If you are undocumented in the United States, you should consult with a qualified immigration attorney before applying for the DV lottery. There is a much greater risk for undocumented people to apply now that information is gathered electronically than there was in the past when the lottery was done through paper submissions. The Department of State has said that they will use this information as part of its fight against terrorism, though it is not clear whether the information will be used against undocumented immigrants.

It is important to note that the Department of State will only accept applications that are electronically filed at http://www.dvlottery.state.gov along with digital photographs. Applicants are strongly encouraged not to wait until the last week of the registration period to enter. There is currently no fee at the time the electronic application is filled out. Please check the Department of State website for any updates to the fee and other requirements. Please also note that the U.S. Government employs no outside consultants or private services to operate the DV program.

For the current DV lottery (DV-2021), online registration ran from 12:00 pm (noon), Eastern Daylight Time (GMT-4), Wednesday, October 2, 2019 until 12:00 pm (noon), Eastern Standard Time (GMT-5), Tuesday November 5, 2019. If you entered before Wednesday, October 2, 2019, that entry will not be considered, and you will need to submit another entry during the new registration period. Each person may only submit one entry during each registration period.  Individuals who submit more than one entry during a registration period will be disqualified.

Applications must be submitted online at www.dvlottery.state.gov. English instructions for the 2021 lottery are here. There are several translations available here.

The decision to hire a representative, pay a fee, or use an online service to file for the DV lottery should be taken only after thinking through the options. Note however, that most websites or services that offer to help applicants fill out their DV lottery application are not reputable and are not necessary. The online DV lottery application is very simple, and requires no fee. However, there are some reputable non-profit organizations who assist people who would not otherwise have access to computers to file their applications. These services should be free or very low cost.

You can find more information on the DV lottery application process at the Department of State website.

After the close of the registration period, a government computer will select at random individuals from among all qualified entries. Starting on May 5, 2020, you should be able to check the status of your entry by going to www.dvlottery.state.gov, clicking on Entrant Status Check and entering the confirmation number you were given when you applied. Entrant Status Check will be available on the E-DV website  through at least September 30, 2021. If you are selected in the DV 2021 program you are entitled to apply for a diversity visa. However, you may only do so during U.S. government fiscal year 2021, which is from October 1, 2020 through September 30, 2021. All selected and eligible applicants must obtain their visas or adjust status by September 30, 2021. The Department of State will not approve any visa numbers or adjustment of status for the DV-2021 program after midnight EDT on September 30, 2021, under any circumstances. It is therefore extremely important that as soon as you learn that you have been selected you act quickly to follow the requisite instructions to obtain your visa.

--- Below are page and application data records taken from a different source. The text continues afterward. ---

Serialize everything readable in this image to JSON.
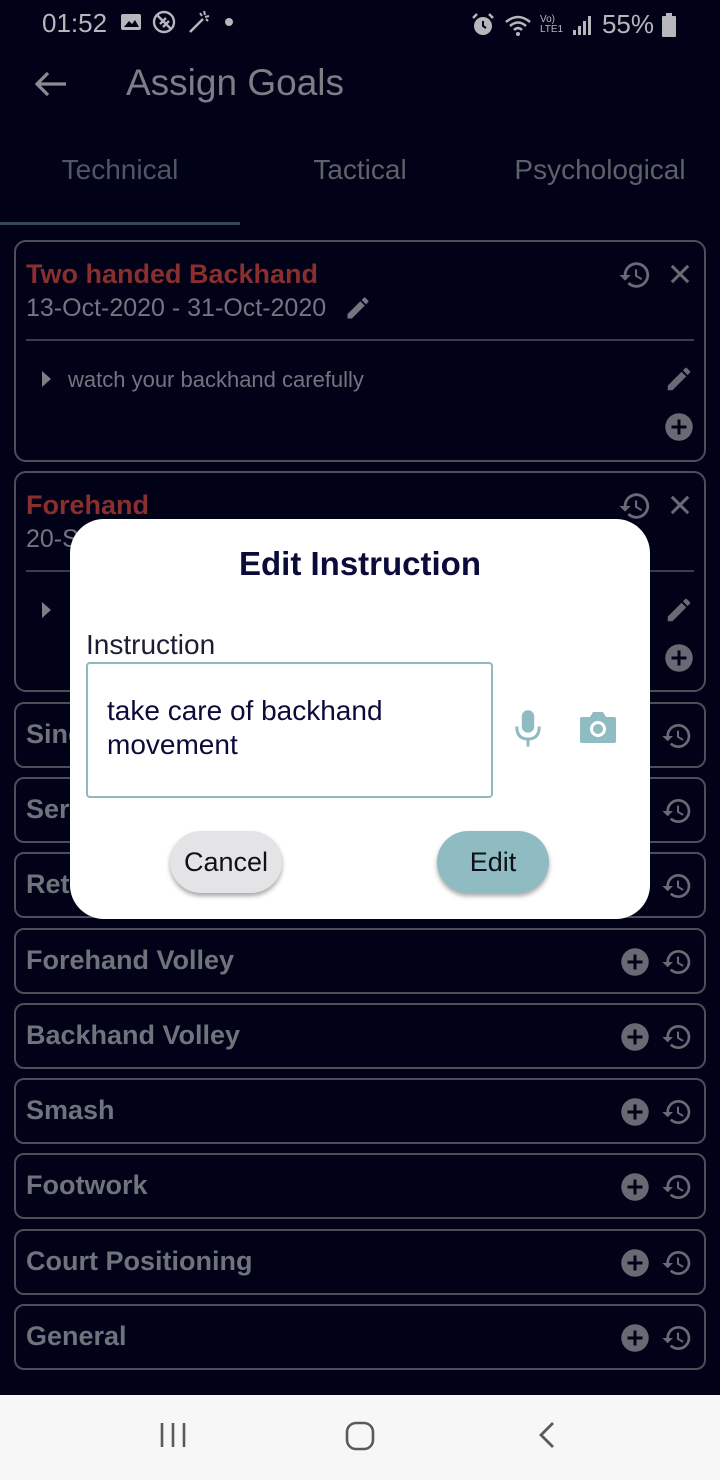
{
  "status_bar": {
    "time": "01:52",
    "battery_percent": "55%",
    "network_label": "Vo) LTE1"
  },
  "app_bar": {
    "title": "Assign Goals",
    "back_icon": "arrow-left-icon"
  },
  "tabs": [
    {
      "label": "Technical",
      "active": true
    },
    {
      "label": "Tactical",
      "active": false
    },
    {
      "label": "Psychological",
      "active": false
    }
  ],
  "goal_cards": [
    {
      "title": "Two handed Backhand",
      "date_range": "13-Oct-2020 - 31-Oct-2020",
      "instruction": "watch your backhand carefully"
    },
    {
      "title": "Forehand",
      "date_range": "20-S"
    }
  ],
  "skill_rows": [
    {
      "label": "Sing"
    },
    {
      "label": "Serv"
    },
    {
      "label": "Retu"
    },
    {
      "label": "Forehand Volley"
    },
    {
      "label": "Backhand Volley"
    },
    {
      "label": "Smash"
    },
    {
      "label": "Footwork"
    },
    {
      "label": "Court Positioning"
    },
    {
      "label": "General"
    }
  ],
  "dialog": {
    "title": "Edit Instruction",
    "field_label": "Instruction",
    "field_value": "take care of backhand movement",
    "cancel_label": "Cancel",
    "edit_label": "Edit"
  },
  "colors": {
    "background": "#010118",
    "accent": "#8fbcc2",
    "goal_title": "#8a2e2e"
  }
}
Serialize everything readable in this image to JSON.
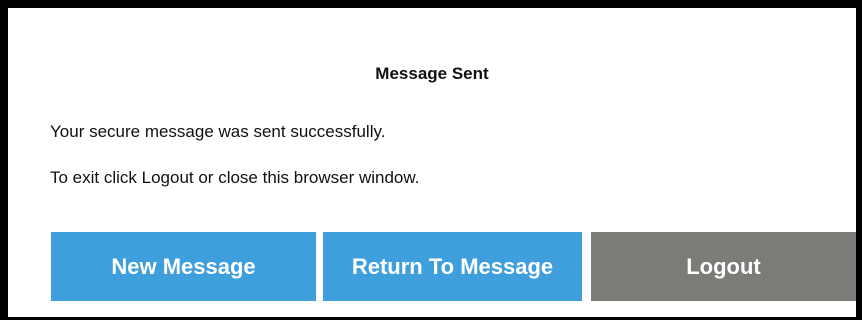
{
  "dialog": {
    "title": "Message Sent",
    "message_line1": "Your secure message was sent successfully.",
    "message_line2": "To exit click Logout or close this browser window."
  },
  "buttons": {
    "new_message": "New Message",
    "return_to_message": "Return To Message",
    "logout": "Logout"
  },
  "colors": {
    "primary_button": "#3f9fdc",
    "secondary_button": "#7c7b78",
    "frame_border": "#000000"
  }
}
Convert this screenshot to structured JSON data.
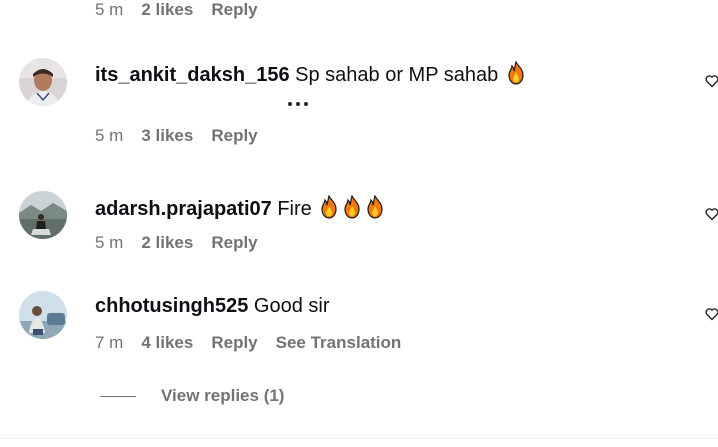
{
  "top_meta": {
    "time": "5 m",
    "likes": "2 likes",
    "reply": "Reply"
  },
  "comments": [
    {
      "username": "its_ankit_daksh_156",
      "text": "Sp sahab or MP sahab",
      "emoji": "fire",
      "fire_count": 1,
      "time": "5 m",
      "likes": "3 likes",
      "reply": "Reply"
    },
    {
      "username": "adarsh.prajapati07",
      "text": "Fire",
      "emoji": "fire",
      "fire_count": 3,
      "time": "5 m",
      "likes": "2 likes",
      "reply": "Reply"
    },
    {
      "username": "chhotusingh525",
      "text": "Good sir",
      "time": "7 m",
      "likes": "4 likes",
      "reply": "Reply",
      "see_translation": "See Translation",
      "view_replies": "View replies (1)"
    }
  ],
  "icons": {
    "like": "heart-icon",
    "more": "more-options-icon",
    "emoji": "fire-emoji-icon"
  },
  "colors": {
    "meta_text": "#737373",
    "primary_text": "#0c1014",
    "fire_outer": "#f2780c",
    "fire_inner": "#ffca28"
  }
}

The information contained herein is for reference only and may not be up to date. It does not constitute legal advice. You should always consult an attorney regarding your matter.

This handbook is intended for use by pro bono attorneys and immigration attorneys working on LGBTQ/HIV asylum cases.